The judges wrote in their ruling that while they agree with the lower court that the DACA program is illegal, they “also recognize that DACA has had profound significance to recipients and many others in the 10 years since its adoption.”
However, new applicants will be barred.
The court affirmed with a 2021 lower court decision in which Texas Judge Andrew S. Hanen of the United States District Court in Houston, said former President Barack Obama overstepped his authority when he created the program in the first place.
In Judge Hanen’s ruling, he said that current recipients would not be affected and that the federal government should not, “take any immigration, deportation or criminal action” against them that it “would not otherwise take.” Hanen has not been the only Republican to challenge DACA.
During his time in the White House, former President Donald Trump tried to eradicate the program altogether back in 2020. The decision was blocked by the Supreme Court at the time.
Other Republicans in all sectors of government have had their hand in trying to get rid of the program as well.
President Joe Biden has tried to preserve DACA during his time in office, but the latest ruling puts him at the wrong end of the legal fight.
“I am disappointed in today’s Fifth Circuit decision holding that DACA is unlawful. The court’s stay provides a temporary reprieve for DACA recipients but one thing remains clear: the lives of Dreamers remain in limbo,” Biden said in response to the appeals court ruling.

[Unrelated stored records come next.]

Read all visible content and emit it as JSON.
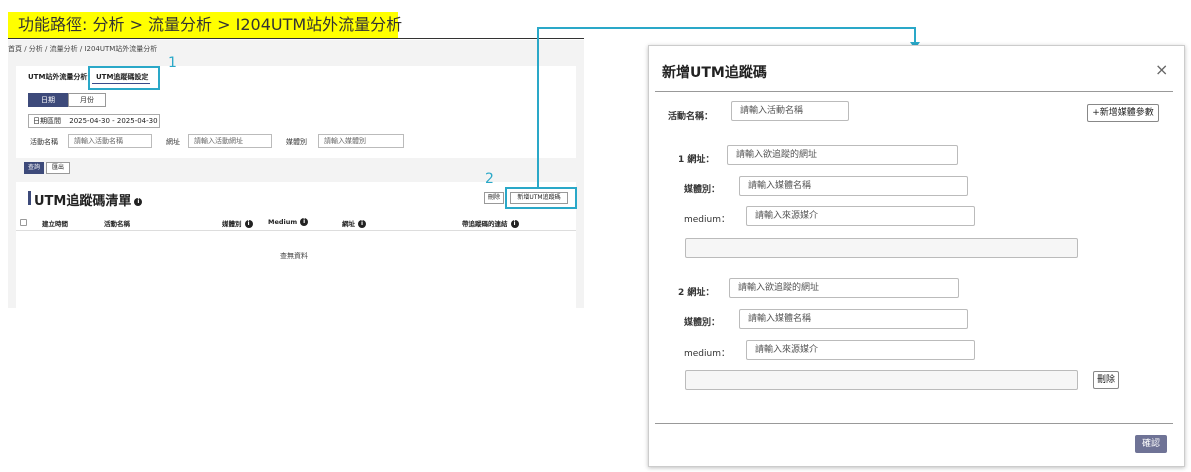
{
  "banner": {
    "text": "功能路徑: 分析 > 流量分析 > I204UTM站外流量分析"
  },
  "left": {
    "breadcrumb": "首頁 / 分析 / 流量分析 / I204UTM站外流量分析",
    "tabs": [
      "UTM站外流量分析",
      "UTM追蹤碼設定"
    ],
    "segments": {
      "day": "日期",
      "month": "月份"
    },
    "date_range_label": "日期區間",
    "date_range_value": "2025-04-30 - 2025-04-30",
    "filters": {
      "activity_label": "活動名稱",
      "activity_placeholder": "請輸入活動名稱",
      "url_label": "網址",
      "url_placeholder": "請輸入活動網址",
      "medium_label": "媒體別",
      "medium_placeholder": "請輸入媒體別"
    },
    "query_button": "查詢",
    "export_button": "匯出",
    "list_title": "UTM追蹤碼清單",
    "delete_button": "刪除",
    "add_button": "新增UTM追蹤碼",
    "columns": [
      "建立時間",
      "活動名稱",
      "媒體別",
      "Medium",
      "網址",
      "帶追蹤碼的連結"
    ],
    "empty_text": "查無資料",
    "callout_1": "1",
    "callout_2": "2"
  },
  "modal": {
    "title": "新增UTM追蹤碼",
    "close_icon": "×",
    "activity_label": "活動名稱：",
    "activity_placeholder": "請輸入活動名稱",
    "add_media_button": "+新增媒體參數",
    "entries": [
      {
        "url_label": "1 網址：",
        "url_placeholder": "請輸入欲追蹤的網址",
        "media_label": "媒體別：",
        "media_placeholder": "請輸入媒體名稱",
        "medium_label": "medium：",
        "medium_placeholder": "請輸入來源媒介"
      },
      {
        "url_label": "2 網址：",
        "url_placeholder": "請輸入欲追蹤的網址",
        "media_label": "媒體別：",
        "media_placeholder": "請輸入媒體名稱",
        "medium_label": "medium：",
        "medium_placeholder": "請輸入來源媒介"
      }
    ],
    "delete_button": "刪除",
    "confirm_button": "確認"
  },
  "colors": {
    "accent": "#2aa8c8",
    "primary": "#3d4a7a",
    "banner": "#ffff00"
  }
}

He also went on to join the call of many advocates and members of Congress to pass legislation to solidify the status of hundreds of thousands.
“Today’s decision is the result of continued efforts by Republican state officials to strip DACA recipients of the protections and work authorization that many have now held for over a decade. And while we will use the tools we have to allow Dreamers to live and work in the only country they know as home, it is long past time for Congress to pass permanent protections for Dreamers, including a pathway to citizenship,” said Biden.
In the fight to preserve the program, the judges sent the DACA case back to Houston to consider a new policy introduced by Homeland Security Secretary Alejandro Mayorkas back in August that would further protect recipients.
It would have gone into effect at the end of August if not for the latest ruling. In the long run it means DACA might have another day in the Supreme Court.
“This decision makes 100 percent clear that the options for preserving DACA in the courts are dwindling and essentially nonexistent at this point. We really need Congress to step up,” said Jess Hanson, a staff lawyer at the National Immigration Law Center.
With midterms coming up and a potential Republican flip of one or both chambers of Congress, DACA may very well be now holding on by a single thread.